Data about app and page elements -
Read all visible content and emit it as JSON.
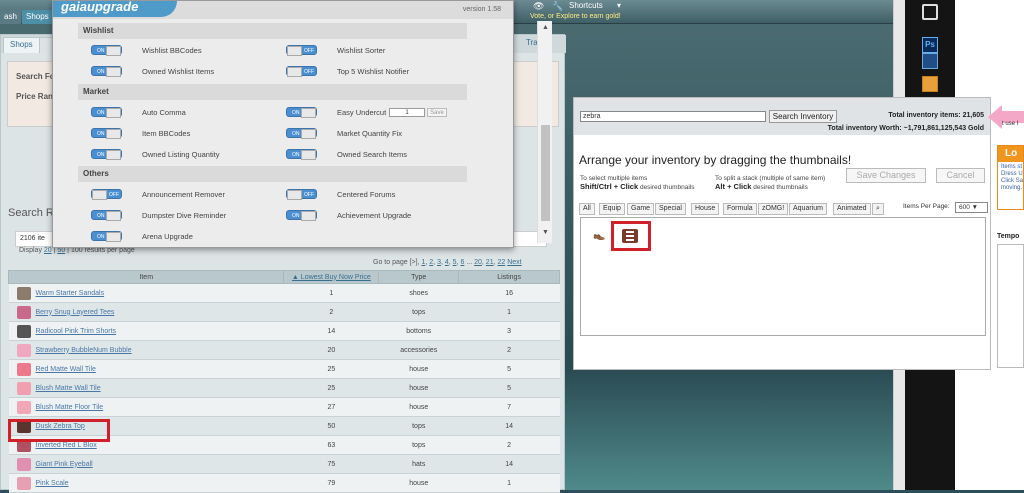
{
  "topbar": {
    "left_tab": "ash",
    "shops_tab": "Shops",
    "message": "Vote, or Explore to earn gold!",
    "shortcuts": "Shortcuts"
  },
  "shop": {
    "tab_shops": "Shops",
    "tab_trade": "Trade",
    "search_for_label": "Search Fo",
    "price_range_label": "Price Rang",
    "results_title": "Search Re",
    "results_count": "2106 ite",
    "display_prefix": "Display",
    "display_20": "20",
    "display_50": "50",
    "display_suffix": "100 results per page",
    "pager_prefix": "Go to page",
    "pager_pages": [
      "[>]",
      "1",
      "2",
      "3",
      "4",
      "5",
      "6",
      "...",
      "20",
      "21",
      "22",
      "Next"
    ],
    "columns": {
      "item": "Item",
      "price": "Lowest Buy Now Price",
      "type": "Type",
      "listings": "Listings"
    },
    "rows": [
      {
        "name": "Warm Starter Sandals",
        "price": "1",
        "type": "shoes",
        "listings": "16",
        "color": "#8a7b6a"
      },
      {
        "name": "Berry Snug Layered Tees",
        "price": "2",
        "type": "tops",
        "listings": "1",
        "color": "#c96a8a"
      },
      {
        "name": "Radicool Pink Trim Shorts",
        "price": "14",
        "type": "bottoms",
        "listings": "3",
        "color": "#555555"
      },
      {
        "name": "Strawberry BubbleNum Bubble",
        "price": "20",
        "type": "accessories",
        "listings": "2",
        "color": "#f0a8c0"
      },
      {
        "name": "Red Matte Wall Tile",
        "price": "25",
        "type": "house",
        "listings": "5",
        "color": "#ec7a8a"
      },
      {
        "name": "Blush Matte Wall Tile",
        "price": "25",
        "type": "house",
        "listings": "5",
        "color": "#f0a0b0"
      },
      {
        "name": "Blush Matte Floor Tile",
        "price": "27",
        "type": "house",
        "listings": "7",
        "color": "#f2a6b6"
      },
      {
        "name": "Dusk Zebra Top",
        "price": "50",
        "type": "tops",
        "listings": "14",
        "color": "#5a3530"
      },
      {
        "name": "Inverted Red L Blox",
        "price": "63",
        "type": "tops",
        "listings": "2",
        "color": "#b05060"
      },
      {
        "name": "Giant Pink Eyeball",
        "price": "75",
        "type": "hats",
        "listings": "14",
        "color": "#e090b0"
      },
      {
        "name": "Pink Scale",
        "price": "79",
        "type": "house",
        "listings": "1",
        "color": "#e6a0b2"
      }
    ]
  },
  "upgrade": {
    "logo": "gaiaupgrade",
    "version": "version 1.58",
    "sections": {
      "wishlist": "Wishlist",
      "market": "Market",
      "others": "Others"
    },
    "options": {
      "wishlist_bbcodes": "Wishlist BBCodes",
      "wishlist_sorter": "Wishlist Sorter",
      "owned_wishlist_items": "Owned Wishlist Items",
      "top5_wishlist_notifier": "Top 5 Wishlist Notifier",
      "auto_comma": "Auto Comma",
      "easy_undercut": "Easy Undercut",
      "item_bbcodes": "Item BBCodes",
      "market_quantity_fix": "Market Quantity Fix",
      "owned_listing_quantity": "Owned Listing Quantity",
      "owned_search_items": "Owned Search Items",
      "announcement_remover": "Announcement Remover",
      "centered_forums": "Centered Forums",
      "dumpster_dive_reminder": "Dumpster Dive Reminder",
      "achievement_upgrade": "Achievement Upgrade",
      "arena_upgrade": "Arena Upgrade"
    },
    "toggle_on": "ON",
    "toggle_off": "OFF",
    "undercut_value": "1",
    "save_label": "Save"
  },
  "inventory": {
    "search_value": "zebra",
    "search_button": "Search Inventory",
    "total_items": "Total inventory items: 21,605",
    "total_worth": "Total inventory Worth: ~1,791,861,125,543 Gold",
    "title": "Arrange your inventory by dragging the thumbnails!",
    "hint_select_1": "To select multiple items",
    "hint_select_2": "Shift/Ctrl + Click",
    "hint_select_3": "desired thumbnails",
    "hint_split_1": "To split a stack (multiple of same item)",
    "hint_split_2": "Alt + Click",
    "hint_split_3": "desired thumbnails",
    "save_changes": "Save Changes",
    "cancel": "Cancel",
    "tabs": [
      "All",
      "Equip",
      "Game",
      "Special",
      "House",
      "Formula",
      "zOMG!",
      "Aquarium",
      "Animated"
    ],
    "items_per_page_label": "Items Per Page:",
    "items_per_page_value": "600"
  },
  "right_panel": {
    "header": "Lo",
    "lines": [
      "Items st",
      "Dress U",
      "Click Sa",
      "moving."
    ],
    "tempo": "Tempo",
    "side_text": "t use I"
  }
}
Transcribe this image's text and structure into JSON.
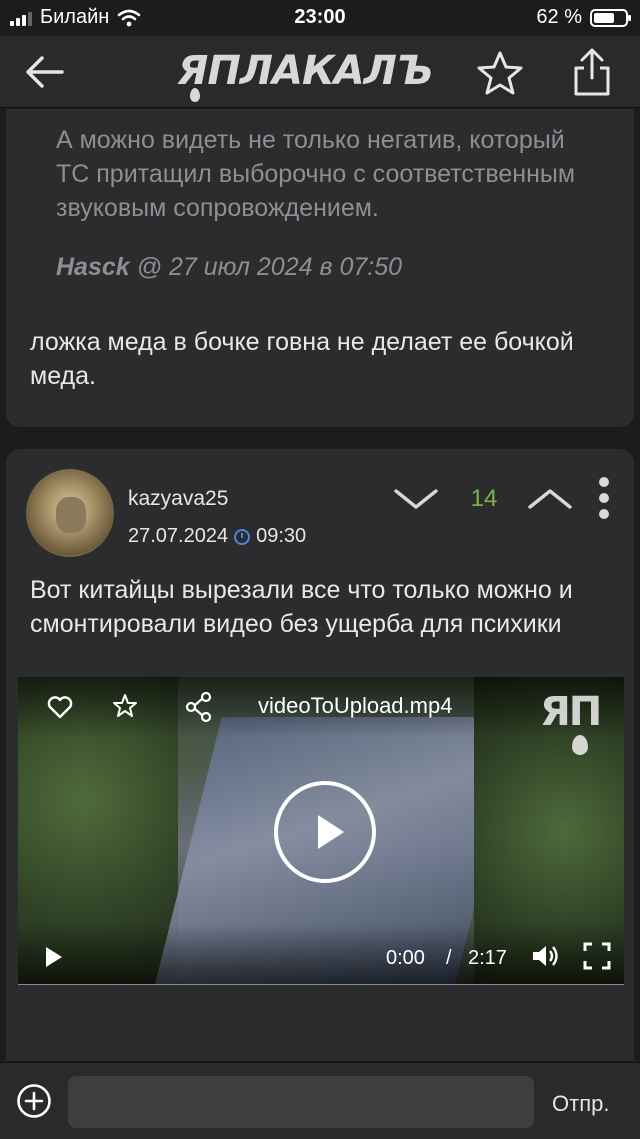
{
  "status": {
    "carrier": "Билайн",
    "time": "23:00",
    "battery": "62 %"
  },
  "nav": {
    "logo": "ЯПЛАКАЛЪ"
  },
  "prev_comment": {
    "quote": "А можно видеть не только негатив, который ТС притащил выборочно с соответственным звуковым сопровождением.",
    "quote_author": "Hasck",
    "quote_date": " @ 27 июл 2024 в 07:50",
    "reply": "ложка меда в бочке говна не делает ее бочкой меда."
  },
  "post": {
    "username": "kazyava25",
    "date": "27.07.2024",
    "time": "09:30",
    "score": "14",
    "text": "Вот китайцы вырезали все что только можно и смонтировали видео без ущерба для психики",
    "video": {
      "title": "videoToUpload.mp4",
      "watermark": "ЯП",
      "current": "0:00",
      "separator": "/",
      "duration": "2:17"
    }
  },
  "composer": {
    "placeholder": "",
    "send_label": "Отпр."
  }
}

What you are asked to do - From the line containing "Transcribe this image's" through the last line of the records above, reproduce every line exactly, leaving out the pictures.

Result for this exercise -
Transcribe this image's text and structure into JSON.
{
  "status": {
    "carrier": "Билайн",
    "time": "23:00",
    "battery": "62 %"
  },
  "nav": {
    "logo": "ЯПЛАКАЛЪ"
  },
  "prev_comment": {
    "quote": "А можно видеть не только негатив, который ТС притащил выборочно с соответственным звуковым сопровождением.",
    "quote_author": "Hasck",
    "quote_date": " @ 27 июл 2024 в 07:50",
    "reply": "ложка меда в бочке говна не делает ее бочкой меда."
  },
  "post": {
    "username": "kazyava25",
    "date": "27.07.2024",
    "time": "09:30",
    "score": "14",
    "text": "Вот китайцы вырезали все что только можно и смонтировали видео без ущерба для психики",
    "video": {
      "title": "videoToUpload.mp4",
      "watermark": "ЯП",
      "current": "0:00",
      "separator": "/",
      "duration": "2:17"
    }
  },
  "composer": {
    "placeholder": "",
    "send_label": "Отпр."
  }
}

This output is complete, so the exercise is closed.